◆ Work task:
Each line that includes "icon" must be copied from the records.
──────────────────────────────
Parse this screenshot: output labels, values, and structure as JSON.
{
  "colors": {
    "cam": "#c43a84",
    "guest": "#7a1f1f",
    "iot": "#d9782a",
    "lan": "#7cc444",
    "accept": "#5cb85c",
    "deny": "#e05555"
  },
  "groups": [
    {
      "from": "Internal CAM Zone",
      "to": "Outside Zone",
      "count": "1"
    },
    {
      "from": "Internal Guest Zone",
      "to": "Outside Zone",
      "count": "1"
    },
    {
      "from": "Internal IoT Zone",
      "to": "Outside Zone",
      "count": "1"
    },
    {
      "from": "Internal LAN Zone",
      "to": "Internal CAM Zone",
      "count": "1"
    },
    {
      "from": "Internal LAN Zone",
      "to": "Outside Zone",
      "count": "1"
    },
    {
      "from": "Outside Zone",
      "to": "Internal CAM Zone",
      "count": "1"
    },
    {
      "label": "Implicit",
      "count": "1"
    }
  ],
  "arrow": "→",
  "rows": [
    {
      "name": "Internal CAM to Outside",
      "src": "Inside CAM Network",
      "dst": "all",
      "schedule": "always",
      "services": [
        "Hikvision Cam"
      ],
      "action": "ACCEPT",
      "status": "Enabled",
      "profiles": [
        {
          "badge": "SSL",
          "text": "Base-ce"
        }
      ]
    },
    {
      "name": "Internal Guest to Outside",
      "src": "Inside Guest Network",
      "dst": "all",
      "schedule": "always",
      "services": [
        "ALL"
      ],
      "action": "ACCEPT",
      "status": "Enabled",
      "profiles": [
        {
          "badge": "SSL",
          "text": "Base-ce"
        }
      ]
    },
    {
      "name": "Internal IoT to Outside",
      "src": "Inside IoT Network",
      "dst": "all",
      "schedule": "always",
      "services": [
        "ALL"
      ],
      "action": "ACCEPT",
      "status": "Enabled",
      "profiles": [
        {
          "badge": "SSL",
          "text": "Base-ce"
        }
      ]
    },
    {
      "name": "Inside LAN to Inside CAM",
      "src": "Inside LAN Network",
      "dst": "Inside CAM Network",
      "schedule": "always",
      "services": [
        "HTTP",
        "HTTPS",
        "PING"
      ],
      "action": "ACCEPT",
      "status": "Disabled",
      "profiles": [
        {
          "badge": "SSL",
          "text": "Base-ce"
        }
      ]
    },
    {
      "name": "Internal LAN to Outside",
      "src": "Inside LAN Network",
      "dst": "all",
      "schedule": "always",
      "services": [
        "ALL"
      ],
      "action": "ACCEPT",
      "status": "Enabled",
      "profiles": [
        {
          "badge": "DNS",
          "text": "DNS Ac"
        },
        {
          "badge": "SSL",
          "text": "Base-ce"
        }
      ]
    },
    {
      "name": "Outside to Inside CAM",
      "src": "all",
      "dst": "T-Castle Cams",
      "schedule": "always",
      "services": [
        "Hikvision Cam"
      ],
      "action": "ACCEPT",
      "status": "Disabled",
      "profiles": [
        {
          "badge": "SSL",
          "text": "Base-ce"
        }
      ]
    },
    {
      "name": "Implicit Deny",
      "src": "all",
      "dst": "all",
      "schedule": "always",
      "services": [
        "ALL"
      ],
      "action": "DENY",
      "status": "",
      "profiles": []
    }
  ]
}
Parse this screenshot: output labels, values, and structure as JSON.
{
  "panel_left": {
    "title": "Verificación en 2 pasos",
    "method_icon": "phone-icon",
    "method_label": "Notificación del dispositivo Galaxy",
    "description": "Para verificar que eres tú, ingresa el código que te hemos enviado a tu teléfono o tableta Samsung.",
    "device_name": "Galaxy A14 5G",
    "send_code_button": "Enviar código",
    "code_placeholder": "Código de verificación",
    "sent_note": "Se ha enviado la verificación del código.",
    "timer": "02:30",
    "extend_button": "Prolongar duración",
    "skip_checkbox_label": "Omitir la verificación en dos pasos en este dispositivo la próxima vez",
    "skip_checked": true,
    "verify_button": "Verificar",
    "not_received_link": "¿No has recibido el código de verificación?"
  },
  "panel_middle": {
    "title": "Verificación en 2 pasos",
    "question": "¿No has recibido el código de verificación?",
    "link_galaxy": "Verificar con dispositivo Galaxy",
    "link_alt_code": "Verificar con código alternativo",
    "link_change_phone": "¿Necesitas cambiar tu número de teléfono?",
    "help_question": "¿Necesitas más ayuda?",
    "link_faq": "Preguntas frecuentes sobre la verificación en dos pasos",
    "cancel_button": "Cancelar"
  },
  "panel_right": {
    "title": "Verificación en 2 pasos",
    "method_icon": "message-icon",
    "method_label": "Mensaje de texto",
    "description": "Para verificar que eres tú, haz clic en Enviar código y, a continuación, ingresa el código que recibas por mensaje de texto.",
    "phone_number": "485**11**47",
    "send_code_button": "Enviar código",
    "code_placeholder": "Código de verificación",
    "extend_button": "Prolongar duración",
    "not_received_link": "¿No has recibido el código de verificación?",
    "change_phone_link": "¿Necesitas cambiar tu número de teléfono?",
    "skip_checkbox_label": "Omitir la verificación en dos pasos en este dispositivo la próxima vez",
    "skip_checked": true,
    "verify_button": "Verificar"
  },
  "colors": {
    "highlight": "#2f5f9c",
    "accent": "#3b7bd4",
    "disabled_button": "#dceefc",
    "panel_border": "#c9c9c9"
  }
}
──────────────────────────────
◆ Task result:
    "method_icon": "phone-icon",
    "method_icon": "message-icon",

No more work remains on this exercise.